Lain can, alternately, be interpreted as a representation of Zen Buddhist concepts; Lain has physical form but for her to transcend reality she must delete herself from the Real--attain a state of nothingness, so to speak. Only through completely discarding her connection to the physical world can she attain peace.
And that is enough peripheral comments for any series.
US DVD Review
The DVDs are very nice. They include some sharp looking menus that match the visual style of the show, Japanese and English stereo soundtracks with an English subtitle track. The menus provide access to a well organized, thumbnailed chapter index, with several chapter stops in each episode, a bunch of production sketches, and a couple of very short promo videos, creditless opening and endings (on later discs) as well as the standard Pioneer catalog section. The next-episode previews are also included (after the credits of the final episode on each disc, or accessible through the menu), which are short, weird live action clips of various "devices"--parts of the human body. The audio transfer is pristine, and the video transfer is similar to Pioneer's other DVDs; very crisp, but with some slight mottling visible in large, nearly black areas (and there are a lot of those in this one).

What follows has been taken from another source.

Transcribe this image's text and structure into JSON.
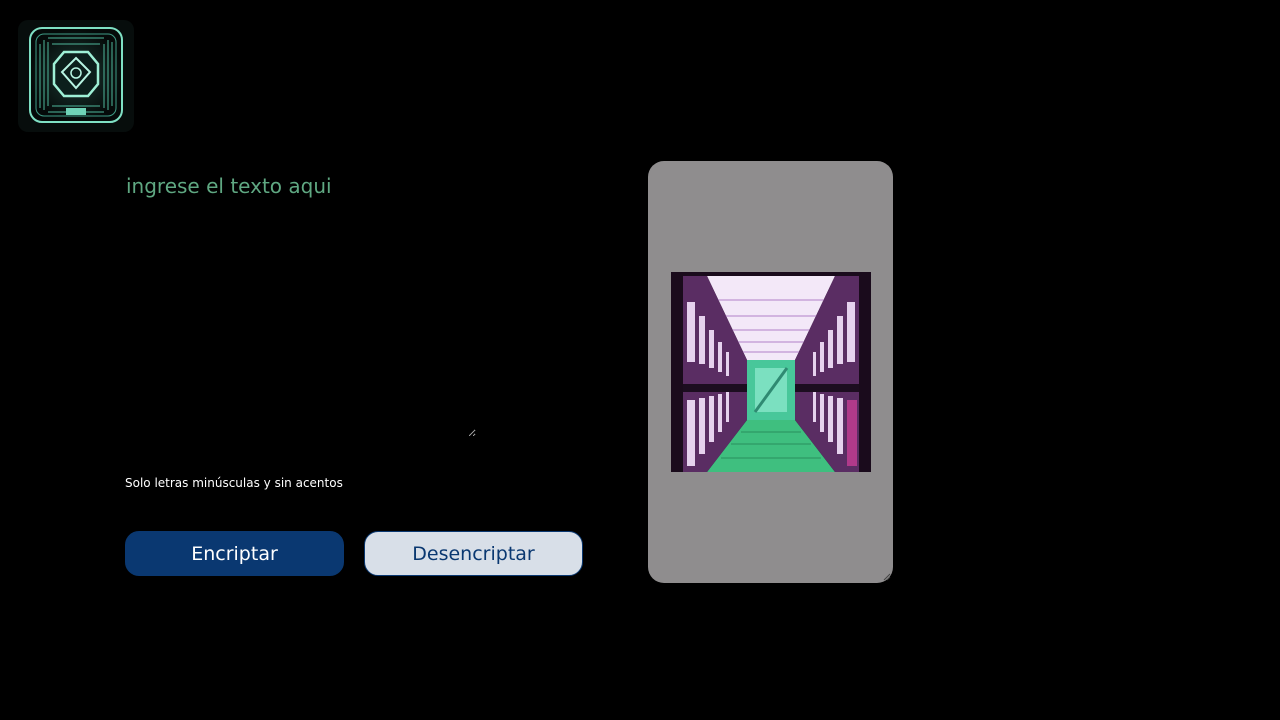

Pioneer appropriately rates the series 16-up. Though there is little explicit sexuality or violence, the general themes and imagery are adult and at times disturbing.
Violence: 3 - Several scenes of not overly graphic but realistic violence.
Nudity: 2 - Not much nudity per se, but there is a tasteful pan during the closing credits.
Sex/Mature Themes: 3 - Several short bits of making out and other generally mature themes, drug use among them.
Language: 3 - Not extreme, but significant profanity in a few scenes.
Available in North America from Geneon (formerly Pioneer) on four hybrid Signature Series DVDs, which are re-packaged versions of the original four-disc release. The four volumes are also available in a box set. It was originally also available on four subtitled or dubbed VHS volumes, now out of print.